Technology, Consumer Staples, Financials Feb 15, 2022 07:29 AM (GMT+8)
In a recent paper published in the proceedings of the National Academy of Sciences, U.S. researchers describe a new catalyst that can convert CO2 into other useful chemicals, such as propane, butane or other hydrocarbon fuels composed of long chains of carbon and hydrogen, by increasing the production of long-chain hydrocarbons in chemical reactions. The new catalyst consists of the element ruthenium, a rare transition metal belonging to the platinum group, and is coated with a thin layer of plastic. Like any catalyst, this invention accelerates the chemical reaction without exhausting it in the process. Ruthenium also has the advantage of being cheaper than other high-quality catalysts such as palladium and platinum.
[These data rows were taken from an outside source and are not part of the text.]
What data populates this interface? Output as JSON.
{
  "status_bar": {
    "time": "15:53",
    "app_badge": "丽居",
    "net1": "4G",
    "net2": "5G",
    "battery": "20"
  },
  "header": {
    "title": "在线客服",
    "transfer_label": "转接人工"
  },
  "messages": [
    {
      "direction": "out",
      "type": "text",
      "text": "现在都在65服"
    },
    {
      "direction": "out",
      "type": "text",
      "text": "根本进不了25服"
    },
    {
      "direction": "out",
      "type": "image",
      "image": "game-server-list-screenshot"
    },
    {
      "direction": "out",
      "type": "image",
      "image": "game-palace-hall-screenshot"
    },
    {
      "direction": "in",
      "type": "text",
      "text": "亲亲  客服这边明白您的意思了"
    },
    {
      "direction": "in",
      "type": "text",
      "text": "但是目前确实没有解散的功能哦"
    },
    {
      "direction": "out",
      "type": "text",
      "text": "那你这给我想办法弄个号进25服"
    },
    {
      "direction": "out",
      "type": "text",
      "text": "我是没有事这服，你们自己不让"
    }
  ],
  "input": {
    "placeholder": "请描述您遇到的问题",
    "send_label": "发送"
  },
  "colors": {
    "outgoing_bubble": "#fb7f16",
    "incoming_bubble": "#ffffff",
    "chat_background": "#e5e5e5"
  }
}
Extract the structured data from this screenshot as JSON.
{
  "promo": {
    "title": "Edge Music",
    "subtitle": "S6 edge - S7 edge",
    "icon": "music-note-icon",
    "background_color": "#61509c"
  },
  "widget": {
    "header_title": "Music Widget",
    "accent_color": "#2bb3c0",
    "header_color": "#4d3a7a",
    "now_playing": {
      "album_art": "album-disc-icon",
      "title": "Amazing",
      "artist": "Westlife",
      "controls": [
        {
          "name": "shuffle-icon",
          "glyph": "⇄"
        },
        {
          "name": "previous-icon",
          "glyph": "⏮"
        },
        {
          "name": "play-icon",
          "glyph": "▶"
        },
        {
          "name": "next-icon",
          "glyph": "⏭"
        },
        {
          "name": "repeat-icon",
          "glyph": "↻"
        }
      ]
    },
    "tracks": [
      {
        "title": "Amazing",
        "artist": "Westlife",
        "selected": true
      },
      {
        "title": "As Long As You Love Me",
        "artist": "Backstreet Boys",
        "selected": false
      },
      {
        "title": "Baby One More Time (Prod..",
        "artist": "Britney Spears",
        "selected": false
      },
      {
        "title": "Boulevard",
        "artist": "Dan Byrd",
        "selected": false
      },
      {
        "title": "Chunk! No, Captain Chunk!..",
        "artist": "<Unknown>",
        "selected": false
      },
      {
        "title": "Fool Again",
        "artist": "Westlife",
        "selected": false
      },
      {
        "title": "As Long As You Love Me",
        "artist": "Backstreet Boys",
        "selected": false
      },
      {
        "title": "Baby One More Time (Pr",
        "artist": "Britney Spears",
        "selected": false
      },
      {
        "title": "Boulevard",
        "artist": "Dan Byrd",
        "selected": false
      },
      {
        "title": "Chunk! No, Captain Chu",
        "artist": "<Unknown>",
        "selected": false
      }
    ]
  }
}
Under the same conditions, the butane produced by the new catalyst is 1000 times longer than the longest hydrocarbon produced by the standard catalyst under maximum pressure.
This text is a result of machine translation.